## Action item:
Everything in the listing below must be set down again exactly, apart from the pictures.
*** Opening of Available data ***
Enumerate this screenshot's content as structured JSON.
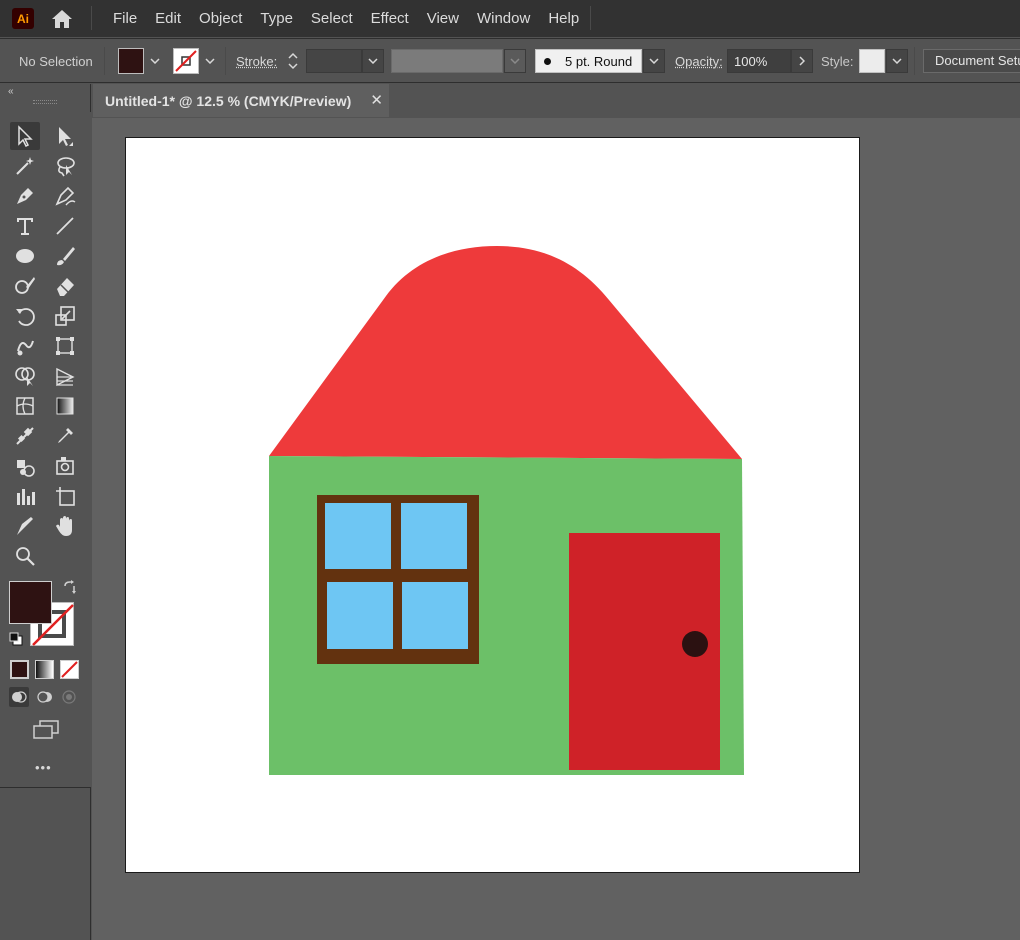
{
  "app": {
    "logo_text": "Ai"
  },
  "menu": {
    "items": [
      "File",
      "Edit",
      "Object",
      "Type",
      "Select",
      "Effect",
      "View",
      "Window",
      "Help"
    ]
  },
  "control_bar": {
    "selection_label": "No Selection",
    "stroke_label": "Stroke:",
    "brush_label": "5 pt. Round",
    "opacity_label": "Opacity:",
    "opacity_value": "100%",
    "style_label": "Style:",
    "document_setup": "Document Setup"
  },
  "document": {
    "tab_title": "Untitled-1* @ 12.5 % (CMYK/Preview)",
    "close_glyph": "✕"
  },
  "toolbar": {
    "tools": [
      "selection-tool",
      "direct-selection-tool",
      "magic-wand-tool",
      "lasso-tool",
      "pen-tool",
      "curvature-tool",
      "type-tool",
      "line-segment-tool",
      "ellipse-tool",
      "paintbrush-tool",
      "shaper-tool",
      "eraser-tool",
      "rotate-tool",
      "scale-tool",
      "warp-tool",
      "free-transform-tool",
      "shape-builder-tool",
      "perspective-grid-tool",
      "mesh-tool",
      "gradient-tool",
      "eyedropper-tool",
      "blend-tool",
      "symbol-sprayer-tool",
      "column-graph-tool",
      "artboard-tool",
      "slice-tool",
      "hand-tool",
      "zoom-tool"
    ],
    "more_glyph": "•••"
  },
  "colors": {
    "fill": "#2e1212",
    "roof": "#ee3a3b",
    "walls": "#6cc068",
    "window_frame": "#63320f",
    "window_glass": "#6ec6f3",
    "door": "#cf2228",
    "door_knob": "#2b1111"
  }
}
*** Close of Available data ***
## Output of the task:
Enumerate this screenshot's content as structured JSON.
{
  "app": {
    "logo_text": "Ai"
  },
  "menu": {
    "items": [
      "File",
      "Edit",
      "Object",
      "Type",
      "Select",
      "Effect",
      "View",
      "Window",
      "Help"
    ]
  },
  "control_bar": {
    "selection_label": "No Selection",
    "stroke_label": "Stroke:",
    "brush_label": "5 pt. Round",
    "opacity_label": "Opacity:",
    "opacity_value": "100%",
    "style_label": "Style:",
    "document_setup": "Document Setup"
  },
  "document": {
    "tab_title": "Untitled-1* @ 12.5 % (CMYK/Preview)",
    "close_glyph": "✕"
  },
  "toolbar": {
    "tools": [
      "selection-tool",
      "direct-selection-tool",
      "magic-wand-tool",
      "lasso-tool",
      "pen-tool",
      "curvature-tool",
      "type-tool",
      "line-segment-tool",
      "ellipse-tool",
      "paintbrush-tool",
      "shaper-tool",
      "eraser-tool",
      "rotate-tool",
      "scale-tool",
      "warp-tool",
      "free-transform-tool",
      "shape-builder-tool",
      "perspective-grid-tool",
      "mesh-tool",
      "gradient-tool",
      "eyedropper-tool",
      "blend-tool",
      "symbol-sprayer-tool",
      "column-graph-tool",
      "artboard-tool",
      "slice-tool",
      "hand-tool",
      "zoom-tool"
    ],
    "more_glyph": "•••"
  },
  "colors": {
    "fill": "#2e1212",
    "roof": "#ee3a3b",
    "walls": "#6cc068",
    "window_frame": "#63320f",
    "window_glass": "#6ec6f3",
    "door": "#cf2228",
    "door_knob": "#2b1111"
  }
}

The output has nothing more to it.